Instead, they are printed with glossy covers and matte interiors and on 30% recycled paper if it is available. For Nix Comics Quarterly #5, he had them printed locally by Citicom printing and couldn’t be happier.

Although Eppstein feels the comic book industry may be heading toward the same turning point that the music industry was at ten years ago – ‘How do you continue to produce comics and make money in a digital society?’ – he thinks the future for Columbus is bright.

“For Columbus in particular, you know… All of the pieces are here and the sky is the limit,” he says. “There are a lot of talented people here who will go as far as the community support carries them. If local comics catch on as a source of local pride like it has for things like football, local music and local food have, things are going to be really cool. I think the average citizen in Columbus is open to the idea of having something new to brag on, so it’s up to creators like me, institutions like SPACE and the Billy Ireland Cartoon Library, vendors (beyond the conventional comic shops) and the local media to make it happen.”

With this exhibit, Eppstein hopes that some of the mystification of comic book creation will be revealed to the casual observer.

“Comic books are made by men and women from all social backgrounds and strata, not just pasty 40-something white guys like me,” he says. “Ohio plays a significant role in the history of cartooning and comic books. SPACE is one of the “go-to” events in the country for indie creators every year and the Billy Ireland Cartoon Library is the largest collection of cartooned material in the world.”

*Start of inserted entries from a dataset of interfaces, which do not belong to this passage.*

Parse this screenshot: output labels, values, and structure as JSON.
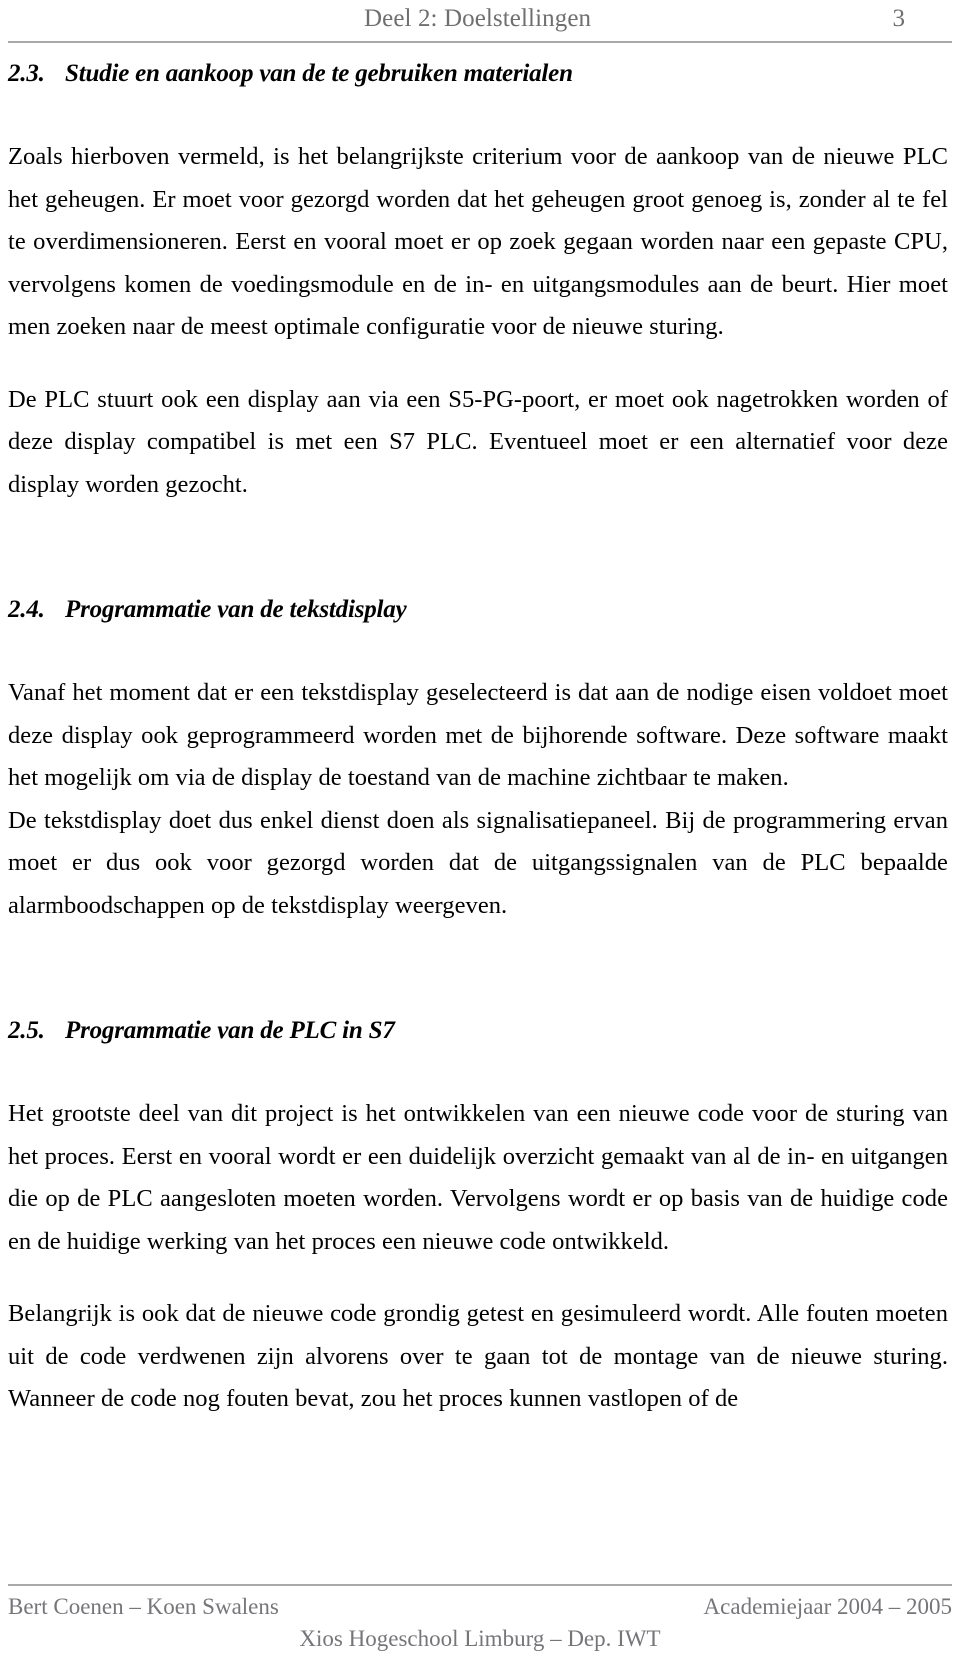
{
  "header": {
    "title": "Deel 2: Doelstellingen",
    "page_number": "3",
    "rule_color": "#a9a9ac",
    "text_color": "#6f6f70"
  },
  "sections": [
    {
      "number": "2.3.",
      "title": "Studie en aankoop van de te gebruiken materialen",
      "paragraphs": [
        "Zoals hierboven vermeld, is het belangrijkste criterium voor de aankoop van de nieuwe PLC het geheugen. Er moet voor gezorgd worden dat het geheugen groot genoeg is, zonder al te fel te overdimensioneren. Eerst en vooral moet er op zoek gegaan worden naar een gepaste CPU, vervolgens komen de voedingsmodule en de in- en uitgangsmodules aan de beurt. Hier moet men zoeken naar de meest optimale configuratie voor de nieuwe sturing.",
        "De PLC stuurt ook een display aan via een S5-PG-poort, er moet ook nagetrokken worden of deze display compatibel is met een S7 PLC. Eventueel moet er een alternatief voor deze display worden gezocht."
      ]
    },
    {
      "number": "2.4.",
      "title": "Programmatie van de tekstdisplay",
      "paragraphs": [
        "Vanaf het moment dat er een tekstdisplay geselecteerd is dat aan de nodige eisen voldoet moet deze display ook geprogrammeerd worden met de bijhorende software. Deze software maakt het mogelijk om via de display de toestand van de machine zichtbaar te maken.",
        "De tekstdisplay doet dus enkel dienst doen als signalisatiepaneel. Bij de programmering ervan moet er dus ook voor gezorgd worden dat de uitgangssignalen van de PLC bepaalde alarmboodschappen op de tekstdisplay weergeven."
      ]
    },
    {
      "number": "2.5.",
      "title": "Programmatie van de PLC in S7",
      "paragraphs": [
        "Het grootste deel van dit project is het ontwikkelen van een nieuwe code voor de sturing van het proces. Eerst en vooral wordt er een duidelijk overzicht gemaakt van al de in- en uitgangen die op de PLC aangesloten moeten worden. Vervolgens wordt er op basis van de huidige code en de huidige werking van het proces een nieuwe code ontwikkeld.",
        "Belangrijk is ook dat de nieuwe code grondig getest en gesimuleerd wordt. Alle fouten moeten uit de code verdwenen zijn alvorens over te gaan tot de montage van de nieuwe sturing. Wanneer de code nog fouten bevat, zou het proces kunnen vastlopen of de"
      ]
    }
  ],
  "footer": {
    "authors": "Bert Coenen – Koen Swalens",
    "academic_year": "Academiejaar 2004 – 2005",
    "institution": "Xios Hogeschool Limburg – Dep. IWT",
    "rule_color": "#a9a9ac",
    "text_color": "#76767a"
  }
}
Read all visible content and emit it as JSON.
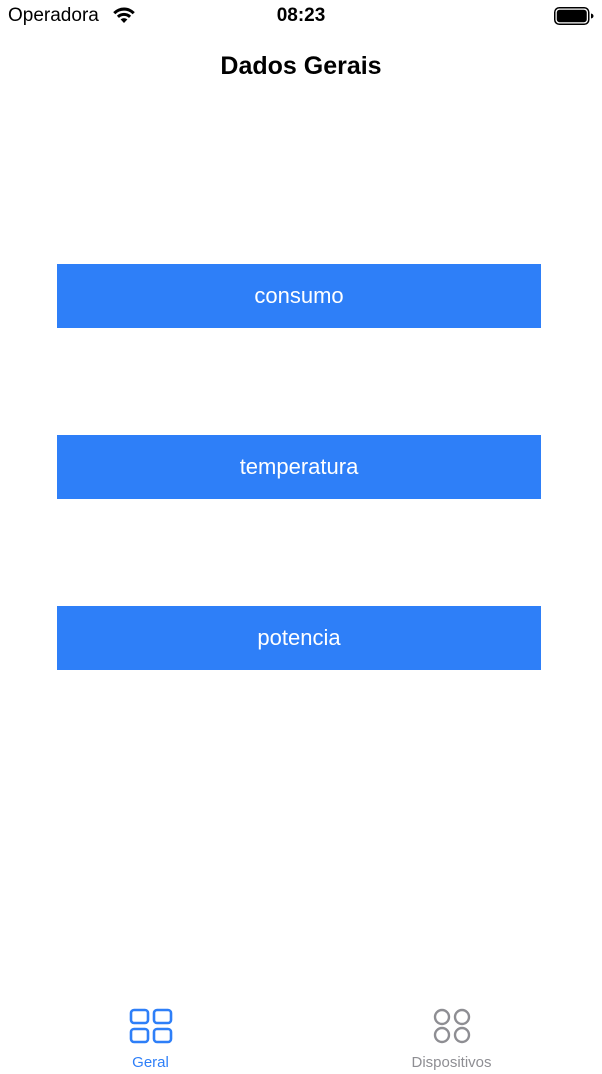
{
  "status_bar": {
    "carrier": "Operadora",
    "time": "08:23"
  },
  "nav": {
    "title": "Dados Gerais"
  },
  "buttons": [
    {
      "label": "consumo"
    },
    {
      "label": "temperatura"
    },
    {
      "label": "potencia"
    }
  ],
  "tab_bar": {
    "tabs": [
      {
        "label": "Geral",
        "icon": "grid-icon",
        "selected": true
      },
      {
        "label": "Dispositivos",
        "icon": "circles-icon",
        "selected": false
      }
    ],
    "active_color": "#2e7ff8",
    "inactive_color": "#8e8e93"
  },
  "accent_color": "#2e7ff8"
}
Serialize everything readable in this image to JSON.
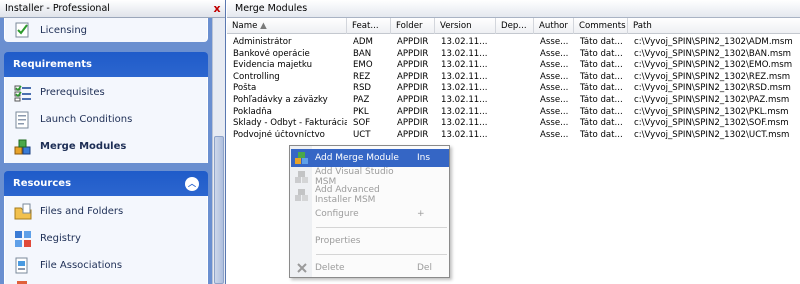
{
  "left": {
    "title": "Installer - Professional",
    "close": "x",
    "top_item": "Licensing",
    "groups": [
      {
        "title": "Requirements",
        "items": [
          "Prerequisites",
          "Launch Conditions",
          "Merge Modules"
        ]
      },
      {
        "title": "Resources",
        "items": [
          "Files and Folders",
          "Registry",
          "File Associations"
        ]
      }
    ]
  },
  "right": {
    "title": "Merge Modules",
    "columns": [
      "Name",
      "Feat...",
      "Folder",
      "Version",
      "Dep...",
      "Author",
      "Comments",
      "Path"
    ],
    "rows": [
      [
        "Administrátor",
        "ADM",
        "APPDIR",
        "13.02.11...",
        "",
        "Asse...",
        "Táto dat...",
        "c:\\Vyvoj_SPIN\\SPIN2_1302\\ADM.msm"
      ],
      [
        "Bankové operácie",
        "BAN",
        "APPDIR",
        "13.02.11...",
        "",
        "Asse...",
        "Táto dat...",
        "c:\\Vyvoj_SPIN\\SPIN2_1302\\BAN.msm"
      ],
      [
        "Evidencia majetku",
        "EMO",
        "APPDIR",
        "13.02.11...",
        "",
        "Asse...",
        "Táto dat...",
        "c:\\Vyvoj_SPIN\\SPIN2_1302\\EMO.msm"
      ],
      [
        "Controlling",
        "REZ",
        "APPDIR",
        "13.02.11...",
        "",
        "Asse...",
        "Táto dat...",
        "c:\\Vyvoj_SPIN\\SPIN2_1302\\REZ.msm"
      ],
      [
        "Pošta",
        "RSD",
        "APPDIR",
        "13.02.11...",
        "",
        "Asse...",
        "Táto dat...",
        "c:\\Vyvoj_SPIN\\SPIN2_1302\\RSD.msm"
      ],
      [
        "Pohľadávky a záväzky",
        "PAZ",
        "APPDIR",
        "13.02.11...",
        "",
        "Asse...",
        "Táto dat...",
        "c:\\Vyvoj_SPIN\\SPIN2_1302\\PAZ.msm"
      ],
      [
        "Pokladňa",
        "PKL",
        "APPDIR",
        "13.02.11...",
        "",
        "Asse...",
        "Táto dat...",
        "c:\\Vyvoj_SPIN\\SPIN2_1302\\PKL.msm"
      ],
      [
        "Sklady - Odbyt - Fakturácia",
        "SOF",
        "APPDIR",
        "13.02.11...",
        "",
        "Asse...",
        "Táto dat...",
        "c:\\Vyvoj_SPIN\\SPIN2_1302\\SOF.msm"
      ],
      [
        "Podvojné účtovníctvo",
        "UCT",
        "APPDIR",
        "13.02.11...",
        "",
        "Asse...",
        "Táto dat...",
        "c:\\Vyvoj_SPIN\\SPIN2_1302\\UCT.msm"
      ]
    ]
  },
  "menu": {
    "items": [
      {
        "label": "Add Merge Module",
        "key": "Ins",
        "icon": "merge-module-icon",
        "active": true
      },
      {
        "label": "Add Visual Studio MSM",
        "key": "",
        "icon": "vs-msm-icon"
      },
      {
        "label": "Add Advanced Installer MSM",
        "key": "",
        "icon": "ai-msm-icon"
      },
      {
        "label": "Configure",
        "key": "+",
        "icon": ""
      },
      {
        "label": "Properties",
        "key": "",
        "icon": ""
      },
      {
        "label": "Delete",
        "key": "Del",
        "icon": "delete-icon"
      }
    ]
  },
  "colors": {
    "accent": "#2c66cf",
    "menu_highlight": "#3566c5",
    "sidebar_bg": "#6a8fd0"
  }
}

The presentations (all taking place at the Ohio Art League) scheduled to answer some of the issues and show the past, present and future of cartooning in Ohio include:

History of Columbus Comics
Saturday February 9th at 4:00pm
Did the Columbus Comic Creator and Cartooning scene spring up overnight? Absolutely not! It’s been here for years. Join Caitlin McGurk, engagement coordinator for Ohio State University’s Billy Ireland Library of Cartoon History (and notable cartoonist in her own right!) as she presents visitors with the facts about the History of Comics in Columbus!

Diversity Among Columbus Comics Creators
Saturday February 16th at 4:00pm
The general public expectations of what a comic book creator looks like and comes from generally falls somewhere between Harvey Pekar and the Simpsons’ “Comic Book Guy.” Victor Dandridge (Vantage Inhouse Productions) defies that stereotype and will lead a panel discussion about diversity among other local artists who break that mold.

Journalism as a basis for creating Comics and Graphic Novels
Friday February 22nd at 7:00pm
2012 was a banner year for Ohio State University Alum Derf Backderf, whose “My Friend Dahmer” graphic novel wowed literary and comic book critics alike. “My Friend Dahmer” is written in a unique fashion, drawing upon Derf’s background in journalism, lending authenticity and depth to the project that a memoir alone could never achieve. Join Derf as he shares techniques for bringing journalism to writing comics and graphic novels.

The Local Comics Pop Up Shop and Creative Process Exhibit will take place at the Ohio Art League Gallery at 1552 North High Street, Columbus on February 7th to February 23rd. Admission is Free. For more information, visit www.oal.org.

The Small Press and Alternative Comics Expo, or SPACE, will take place Saturday April 13 and Sunday April 14, 2013 at the Ramada Plaza Hotel and Conference Center, 4900 Sinclair Road, Columbus, Ohio 43229. For more information, visit backporchcomics.com.

To find out more about Nix Comics, visit www.nixcomics.com.

Bonus preview video! Video by Andrew Ina with Music by Shawn Tegtmeier.

Ohio Art League – Local Comics Pop-Up Store and Creation Process Exhibit from Andrew Ina on Vimeo.

Print Friendly

Tags:

Want to comment?

Login or register first.

Lost your password?

art categories